“The dress of women [of the leisure class] goes even farther than that of men in the way of demonstrating the wearer’s abstinence from productive employment. It needs no argument to enforce the generalization that the more elegant styles of feminine bonnets go even farther towards making work impossible than does a man’s high hat. The woman’s show adds the so-called French heel to the evidence of enforced leisure afforded by its polish; because this high heel obviously makes any, even the simplest and most necessary manual work extremely difficult. The like is true even in a higher degree of the skirt and the rest of the drapery which characterizes women’s dress. The substantial reason for our tenacious attachment to the skirt is just this: it is expensive and it hampers the wearer at every turn and incapacitates her for all useful exertion. . . .
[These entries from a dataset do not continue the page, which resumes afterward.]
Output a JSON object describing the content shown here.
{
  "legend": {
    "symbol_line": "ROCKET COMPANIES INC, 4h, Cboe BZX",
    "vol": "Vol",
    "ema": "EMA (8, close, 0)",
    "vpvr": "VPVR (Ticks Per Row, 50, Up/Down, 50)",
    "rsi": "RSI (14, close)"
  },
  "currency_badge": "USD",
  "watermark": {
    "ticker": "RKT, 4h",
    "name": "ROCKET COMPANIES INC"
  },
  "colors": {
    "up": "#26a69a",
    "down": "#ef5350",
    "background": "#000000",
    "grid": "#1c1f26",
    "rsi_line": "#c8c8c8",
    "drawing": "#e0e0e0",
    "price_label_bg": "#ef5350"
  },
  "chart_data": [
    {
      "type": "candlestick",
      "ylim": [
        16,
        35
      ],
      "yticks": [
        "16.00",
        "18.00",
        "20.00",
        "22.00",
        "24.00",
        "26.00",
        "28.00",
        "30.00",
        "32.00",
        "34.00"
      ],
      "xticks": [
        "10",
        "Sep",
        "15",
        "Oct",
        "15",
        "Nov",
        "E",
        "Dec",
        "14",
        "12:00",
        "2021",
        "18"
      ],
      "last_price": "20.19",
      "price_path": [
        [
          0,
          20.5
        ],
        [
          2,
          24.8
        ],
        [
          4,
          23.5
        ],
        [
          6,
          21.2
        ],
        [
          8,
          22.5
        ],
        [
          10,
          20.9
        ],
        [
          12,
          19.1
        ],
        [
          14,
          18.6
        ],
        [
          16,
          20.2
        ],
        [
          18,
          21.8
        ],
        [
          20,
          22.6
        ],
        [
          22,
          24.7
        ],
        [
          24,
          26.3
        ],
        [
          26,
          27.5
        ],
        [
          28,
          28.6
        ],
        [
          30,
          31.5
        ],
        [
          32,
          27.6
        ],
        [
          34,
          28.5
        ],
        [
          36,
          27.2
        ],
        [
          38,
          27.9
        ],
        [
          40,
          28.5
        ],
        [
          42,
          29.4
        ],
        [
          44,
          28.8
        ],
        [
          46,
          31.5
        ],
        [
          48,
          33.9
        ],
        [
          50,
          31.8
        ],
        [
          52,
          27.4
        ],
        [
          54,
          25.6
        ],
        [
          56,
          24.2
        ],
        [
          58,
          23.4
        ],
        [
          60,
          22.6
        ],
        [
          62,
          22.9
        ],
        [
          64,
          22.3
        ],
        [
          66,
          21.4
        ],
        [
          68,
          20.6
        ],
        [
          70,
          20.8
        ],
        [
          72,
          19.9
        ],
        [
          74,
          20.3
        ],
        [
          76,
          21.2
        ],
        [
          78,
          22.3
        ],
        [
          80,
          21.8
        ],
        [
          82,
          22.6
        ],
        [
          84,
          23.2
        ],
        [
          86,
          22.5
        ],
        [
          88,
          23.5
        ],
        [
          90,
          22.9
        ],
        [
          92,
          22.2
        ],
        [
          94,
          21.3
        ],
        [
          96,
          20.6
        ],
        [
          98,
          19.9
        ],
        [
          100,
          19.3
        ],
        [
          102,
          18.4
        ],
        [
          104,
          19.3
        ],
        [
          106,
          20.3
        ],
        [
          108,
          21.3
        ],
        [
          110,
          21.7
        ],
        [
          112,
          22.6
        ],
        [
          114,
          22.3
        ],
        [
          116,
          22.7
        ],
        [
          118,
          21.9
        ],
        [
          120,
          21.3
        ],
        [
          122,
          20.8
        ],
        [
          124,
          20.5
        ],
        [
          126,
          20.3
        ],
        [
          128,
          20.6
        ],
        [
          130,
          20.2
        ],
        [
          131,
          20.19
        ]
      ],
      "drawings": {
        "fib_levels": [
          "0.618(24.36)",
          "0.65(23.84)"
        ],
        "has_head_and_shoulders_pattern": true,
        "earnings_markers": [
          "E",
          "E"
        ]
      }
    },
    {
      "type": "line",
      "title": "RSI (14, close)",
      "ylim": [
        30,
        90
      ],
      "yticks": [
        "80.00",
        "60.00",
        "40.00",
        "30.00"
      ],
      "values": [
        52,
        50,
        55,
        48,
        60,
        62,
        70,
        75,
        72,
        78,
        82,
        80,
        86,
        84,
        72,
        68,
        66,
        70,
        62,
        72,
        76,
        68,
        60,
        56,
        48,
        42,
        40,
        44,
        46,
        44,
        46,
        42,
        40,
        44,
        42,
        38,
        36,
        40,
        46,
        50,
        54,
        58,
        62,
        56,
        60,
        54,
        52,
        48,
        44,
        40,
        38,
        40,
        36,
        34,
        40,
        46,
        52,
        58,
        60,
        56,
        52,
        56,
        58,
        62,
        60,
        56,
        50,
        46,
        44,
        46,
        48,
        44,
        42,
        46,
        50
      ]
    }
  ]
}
According to the modern civilized scheme of life, the good name of the household to which she belongs should be the special care of the woman; and the system of honorific expenditure and conspicuous leisure by which this good name is sustained is chiefly the woman’s sphere. In the ideal scheme, as it tends to realize itself in the life of the higher pecuniary classes, this attention to conspicuous waste of substance and effort should be the sole economic function of woman.”
Thorstein Veblen, The Theory of the Leisure Class, 1899